Also known as: bully, aggressive behavior.
What is bullying?
Bullying is an intentional and aggressive behavior by a person that causes physical or emotional harm to the victim being bullied. It’s a common problem among school-age children (approximately half of school aged children have been bullied at some time) but can also occur among adults. Bullying may be physical or verbal. Boys tend to bully both sexes physically or with threats, while girls tend to bully girls, more often verbally. Online and email bullying occurs on social networking sites.
What causes bullying?
A complex series of psychological and emotional problems play into bullying; most crave control/domination over others. Some children who bully may be bullied or abused at home for example, or are trying to compensate for other shortcomings in their lives. Bullies tend to choose as victims physically small, sensitive, passive children with few friends, or who are perceived to be different from the “in-crowd”, suffer from lack of self-esteem, are depressed or anxious, and whom are easily intimidated. Bullying is a “red flag” that a child needs help with controlling his/her emotions (children who bully have frequently been bullied themselves).
What are the symptoms of bullying?
For bullying to occur, the action must be aggressive, intentional and done in a repeated fashion. They push or hit other children, may be verbally degrading and have little concern for the feelings of others. As they are frequent big, strong and supported by friends they can easily cause physical harm and long term emotional problems (this can result in long term problems for both the bully and the bullied). Victims may not tell parents about being victimized. Changes in sleep patterns, unexplained bruises, frequent crying, and school avoidance are some warning signs/symptoms of being bullied. Small children may complain of feeling sick, or having a sore throat or stomach, to avoid going to school.
What are bullying care options?
Bullies look for easy targets; help your child respond in a self-assured way, be confident, stand up straight, confront the bully with eye to eye contact and speak firmly. Encourage your child to talk to you (tell a teacher) and be involved and supportive of your child. Stopping bullying take a community effort involving parents, teachers and the children themselves. Adults need to recognize bullying and enforce discipline to help stop it. Children need to be educated about bullying and learn proper steps to address it.
Reviewed by: Jack Wolfsdorf, MD, FAAP
This page was last updated on: 2/19/2018 2:41:33 PM
Weekly Support Programs
This group therapy program is designed for children ages 7 to 17 with behaviorial issues, including but not limited to ADHD. This support group meets on Wednesdays. Learn more.
Calm Kids is a weekly group therapy course designed to teach children strategies on how to take control over anxiety symptoms. Children will learn how to cope with fears and worries, identify anxiety triggers, how to relax the mind and body and maximize their self-confidence. This group meets on Tuesdays. Learn more.
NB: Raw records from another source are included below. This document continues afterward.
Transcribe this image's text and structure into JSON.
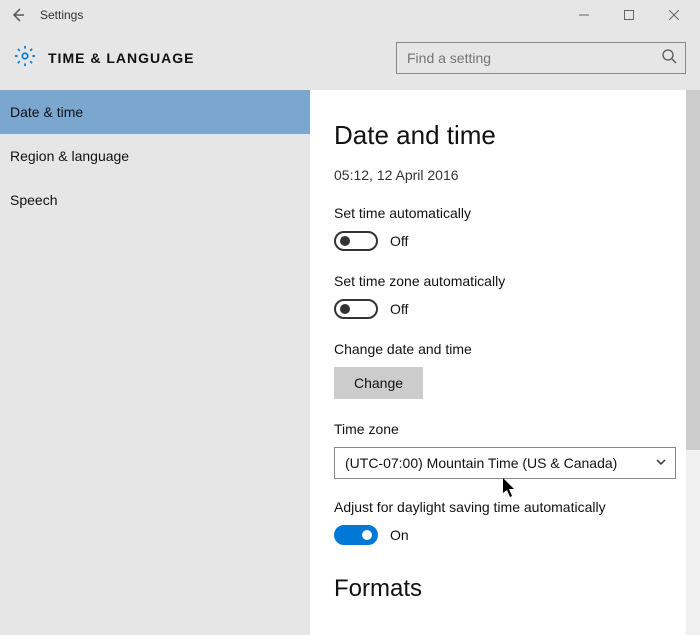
{
  "window": {
    "title": "Settings"
  },
  "header": {
    "section": "TIME & LANGUAGE",
    "search_placeholder": "Find a setting"
  },
  "sidebar": {
    "items": [
      {
        "label": "Date & time",
        "active": true
      },
      {
        "label": "Region & language",
        "active": false
      },
      {
        "label": "Speech",
        "active": false
      }
    ]
  },
  "main": {
    "heading": "Date and time",
    "current_datetime": "05:12, 12 April 2016",
    "set_time_auto_label": "Set time automatically",
    "set_time_auto_state": "Off",
    "set_tz_auto_label": "Set time zone automatically",
    "set_tz_auto_state": "Off",
    "change_dt_label": "Change date and time",
    "change_button": "Change",
    "tz_label": "Time zone",
    "tz_value": "(UTC-07:00) Mountain Time (US & Canada)",
    "dst_label": "Adjust for daylight saving time automatically",
    "dst_state": "On",
    "formats_heading": "Formats"
  }
}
Camp DMC is a summer program for children with special needs run by Nicklaus Children’s Dan Marino Outpatient Center. Please note: We will not offer Camp DMC during summer of 2019. Learn more.
This eight-week program is specifically designed to empower children ages 7 to 18 through complex sensory experiences. Learn more.
This six-week program is designed for teens ages 13 to 16 experiencing difficulties related to sleep, including daytime sleepiness, trouble waking in the morning, difficulty falling asleep and waking in the middle of the night. Learn more.
Children and teens ages 7 to 17 are invited to join this small discussion group to learn how to make, cultivate and maintain friendships. Participants will learn basic conversational skills, and discuss the use of appropriate humor, how to electronically connect with others, and how to manage disagreements. Learn more.